◆ Problem to solve: Give only the number of lines in the data that contain the word "HDMI".
Top of Data in this exercise
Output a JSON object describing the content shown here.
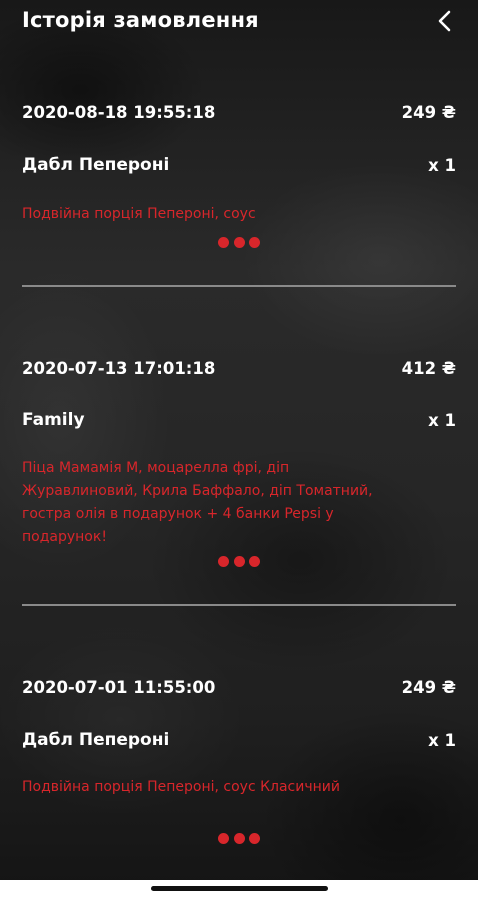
{
  "header": {
    "title": "Історія замовлення",
    "back_icon": "chevron-left-icon"
  },
  "orders": [
    {
      "datetime": "2020-08-18 19:55:18",
      "price": "249 ₴",
      "item": "Дабл Пепероні",
      "qty": "x 1",
      "description": "Подвійна порція Пепероні, соус"
    },
    {
      "datetime": "2020-07-13 17:01:18",
      "price": "412 ₴",
      "item": "Family",
      "qty": "x 1",
      "description": "Піца Мамамія М, моцарелла фрі, діп Журавлиновий, Крила Баффало, діп Томатний, гостра олія в подарунок + 4 банки Pepsi у подарунок!"
    },
    {
      "datetime": "2020-07-01 11:55:00",
      "price": "249 ₴",
      "item": "Дабл Пепероні",
      "qty": "x 1",
      "description": "Подвійна порція Пепероні, соус Класичний"
    }
  ],
  "colors": {
    "accent": "#d8262b",
    "text": "#ffffff",
    "divider": "#8a8a8a"
  }
}
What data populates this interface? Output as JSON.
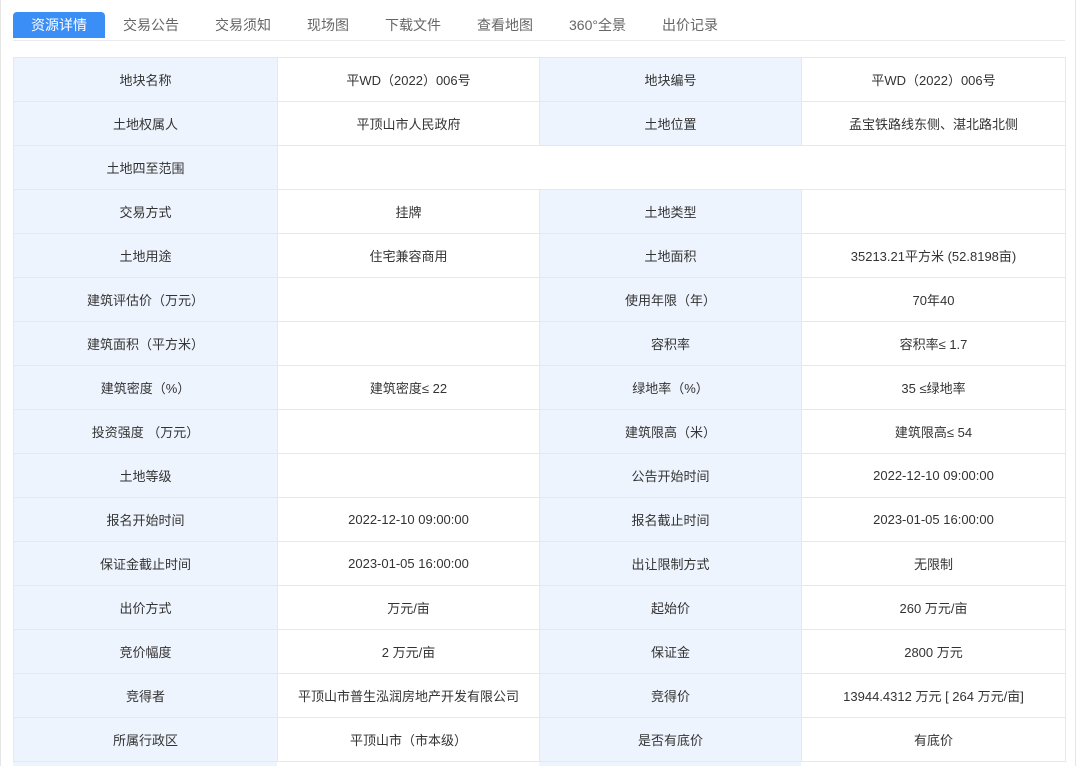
{
  "tabs": [
    {
      "label": "资源详情",
      "active": true
    },
    {
      "label": "交易公告",
      "active": false
    },
    {
      "label": "交易须知",
      "active": false
    },
    {
      "label": "现场图",
      "active": false
    },
    {
      "label": "下载文件",
      "active": false
    },
    {
      "label": "查看地图",
      "active": false
    },
    {
      "label": "360°全景",
      "active": false
    },
    {
      "label": "出价记录",
      "active": false
    }
  ],
  "colors": {
    "accent": "#3a8ef6",
    "label_background": "#eef4fd",
    "border": "#e5e9ef",
    "text": "#333333",
    "tab_text": "#666666"
  },
  "details": [
    [
      {
        "label": "地块名称",
        "value": "平WD（2022）006号"
      },
      {
        "label": "地块编号",
        "value": "平WD（2022）006号"
      }
    ],
    [
      {
        "label": "土地权属人",
        "value": "平顶山市人民政府"
      },
      {
        "label": "土地位置",
        "value": "孟宝铁路线东侧、湛北路北侧"
      }
    ],
    [
      {
        "label": "土地四至范围",
        "value": ""
      }
    ],
    [
      {
        "label": "交易方式",
        "value": "挂牌"
      },
      {
        "label": "土地类型",
        "value": ""
      }
    ],
    [
      {
        "label": "土地用途",
        "value": "住宅兼容商用"
      },
      {
        "label": "土地面积",
        "value": "35213.21平方米 (52.8198亩)"
      }
    ],
    [
      {
        "label": "建筑评估价（万元）",
        "value": ""
      },
      {
        "label": "使用年限（年）",
        "value": "70年40"
      }
    ],
    [
      {
        "label": "建筑面积（平方米）",
        "value": ""
      },
      {
        "label": "容积率",
        "value": "容积率≤ 1.7"
      }
    ],
    [
      {
        "label": "建筑密度（%）",
        "value": "建筑密度≤ 22"
      },
      {
        "label": "绿地率（%）",
        "value": "35 ≤绿地率"
      }
    ],
    [
      {
        "label": "投资强度 （万元）",
        "value": ""
      },
      {
        "label": "建筑限高（米）",
        "value": "建筑限高≤ 54"
      }
    ],
    [
      {
        "label": "土地等级",
        "value": ""
      },
      {
        "label": "公告开始时间",
        "value": "2022-12-10 09:00:00"
      }
    ],
    [
      {
        "label": "报名开始时间",
        "value": "2022-12-10 09:00:00"
      },
      {
        "label": "报名截止时间",
        "value": "2023-01-05 16:00:00"
      }
    ],
    [
      {
        "label": "保证金截止时间",
        "value": "2023-01-05 16:00:00"
      },
      {
        "label": "出让限制方式",
        "value": "无限制"
      }
    ],
    [
      {
        "label": "出价方式",
        "value": "万元/亩"
      },
      {
        "label": "起始价",
        "value": "260 万元/亩"
      }
    ],
    [
      {
        "label": "竞价幅度",
        "value": "2 万元/亩"
      },
      {
        "label": "保证金",
        "value": "2800 万元"
      }
    ],
    [
      {
        "label": "竞得者",
        "value": "平顶山市普生泓润房地产开发有限公司"
      },
      {
        "label": "竞得价",
        "value": "13944.4312 万元 [ 264 万元/亩]"
      }
    ],
    [
      {
        "label": "所属行政区",
        "value": "平顶山市（市本级）"
      },
      {
        "label": "是否有底价",
        "value": "有底价"
      }
    ]
  ]
}
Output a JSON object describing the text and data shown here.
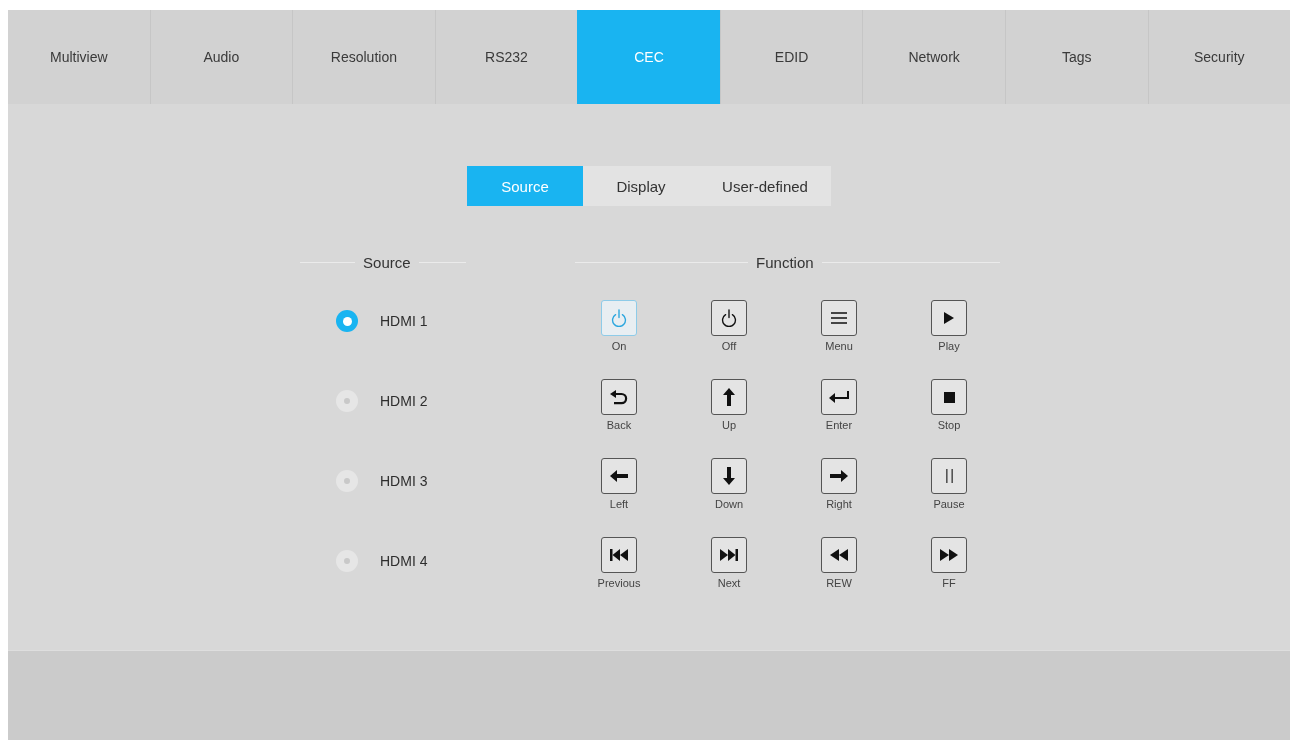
{
  "tabs": [
    {
      "label": "Multiview",
      "selected": false
    },
    {
      "label": "Audio",
      "selected": false
    },
    {
      "label": "Resolution",
      "selected": false
    },
    {
      "label": "RS232",
      "selected": false
    },
    {
      "label": "CEC",
      "selected": true
    },
    {
      "label": "EDID",
      "selected": false
    },
    {
      "label": "Network",
      "selected": false
    },
    {
      "label": "Tags",
      "selected": false
    },
    {
      "label": "Security",
      "selected": false
    }
  ],
  "subtabs": [
    {
      "label": "Source",
      "selected": true
    },
    {
      "label": "Display",
      "selected": false
    },
    {
      "label": "User-defined",
      "selected": false
    }
  ],
  "source": {
    "heading": "Source",
    "options": [
      {
        "label": "HDMI 1",
        "selected": true
      },
      {
        "label": "HDMI 2",
        "selected": false
      },
      {
        "label": "HDMI 3",
        "selected": false
      },
      {
        "label": "HDMI 4",
        "selected": false
      }
    ]
  },
  "function": {
    "heading": "Function",
    "keys": [
      {
        "label": "On",
        "kind": "power",
        "highlighted": true
      },
      {
        "label": "Off",
        "kind": "power",
        "highlighted": false
      },
      {
        "label": "Menu",
        "kind": "menu",
        "highlighted": false
      },
      {
        "label": "Play",
        "kind": "play",
        "highlighted": false
      },
      {
        "label": "Back",
        "kind": "back",
        "highlighted": false
      },
      {
        "label": "Up",
        "kind": "up",
        "highlighted": false
      },
      {
        "label": "Enter",
        "kind": "enter",
        "highlighted": false
      },
      {
        "label": "Stop",
        "kind": "stop",
        "highlighted": false
      },
      {
        "label": "Left",
        "kind": "left",
        "highlighted": false
      },
      {
        "label": "Down",
        "kind": "down",
        "highlighted": false
      },
      {
        "label": "Right",
        "kind": "right",
        "highlighted": false
      },
      {
        "label": "Pause",
        "kind": "pause",
        "highlighted": false
      },
      {
        "label": "Previous",
        "kind": "previous",
        "highlighted": false
      },
      {
        "label": "Next",
        "kind": "next",
        "highlighted": false
      },
      {
        "label": "REW",
        "kind": "rewind",
        "highlighted": false
      },
      {
        "label": "FF",
        "kind": "fast_forward",
        "highlighted": false
      }
    ]
  }
}
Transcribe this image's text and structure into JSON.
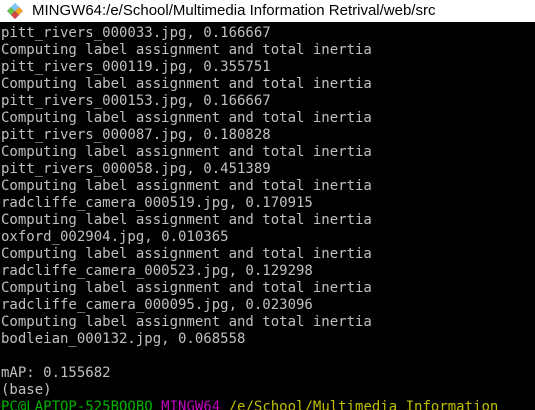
{
  "window": {
    "title": "MINGW64:/e/School/Multimedia Information Retrival/web/src",
    "icon": "mingw-app-icon"
  },
  "terminal": {
    "lines": [
      "pitt_rivers_000033.jpg, 0.166667",
      "Computing label assignment and total inertia",
      "pitt_rivers_000119.jpg, 0.355751",
      "Computing label assignment and total inertia",
      "pitt_rivers_000153.jpg, 0.166667",
      "Computing label assignment and total inertia",
      "pitt_rivers_000087.jpg, 0.180828",
      "Computing label assignment and total inertia",
      "pitt_rivers_000058.jpg, 0.451389",
      "Computing label assignment and total inertia",
      "radcliffe_camera_000519.jpg, 0.170915",
      "Computing label assignment and total inertia",
      "oxford_002904.jpg, 0.010365",
      "Computing label assignment and total inertia",
      "radcliffe_camera_000523.jpg, 0.129298",
      "Computing label assignment and total inertia",
      "radcliffe_camera_000095.jpg, 0.023096",
      "Computing label assignment and total inertia",
      "bodleian_000132.jpg, 0.068558"
    ],
    "map_line": "mAP: 0.155682",
    "env_line": "(base)",
    "prompt": {
      "user_host": "PC@LAPTOP-525BQOBQ",
      "system": "MINGW64",
      "path": "/e/School/Multimedia Information"
    },
    "colors": {
      "background": "#000000",
      "text": "#c0c0c0",
      "prompt_user": "#00b400",
      "prompt_system": "#bf00bf",
      "prompt_path": "#bfbf00"
    }
  }
}
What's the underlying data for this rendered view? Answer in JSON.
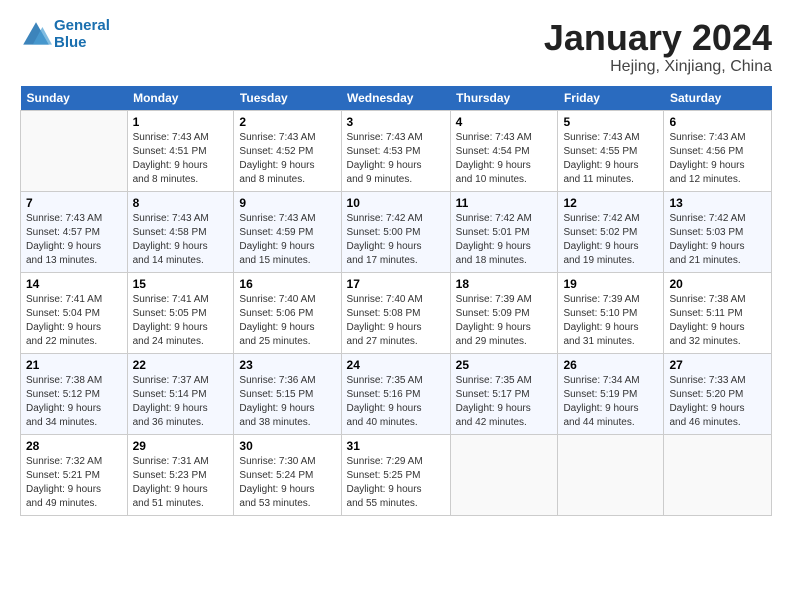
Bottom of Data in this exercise
◆ Task output: 4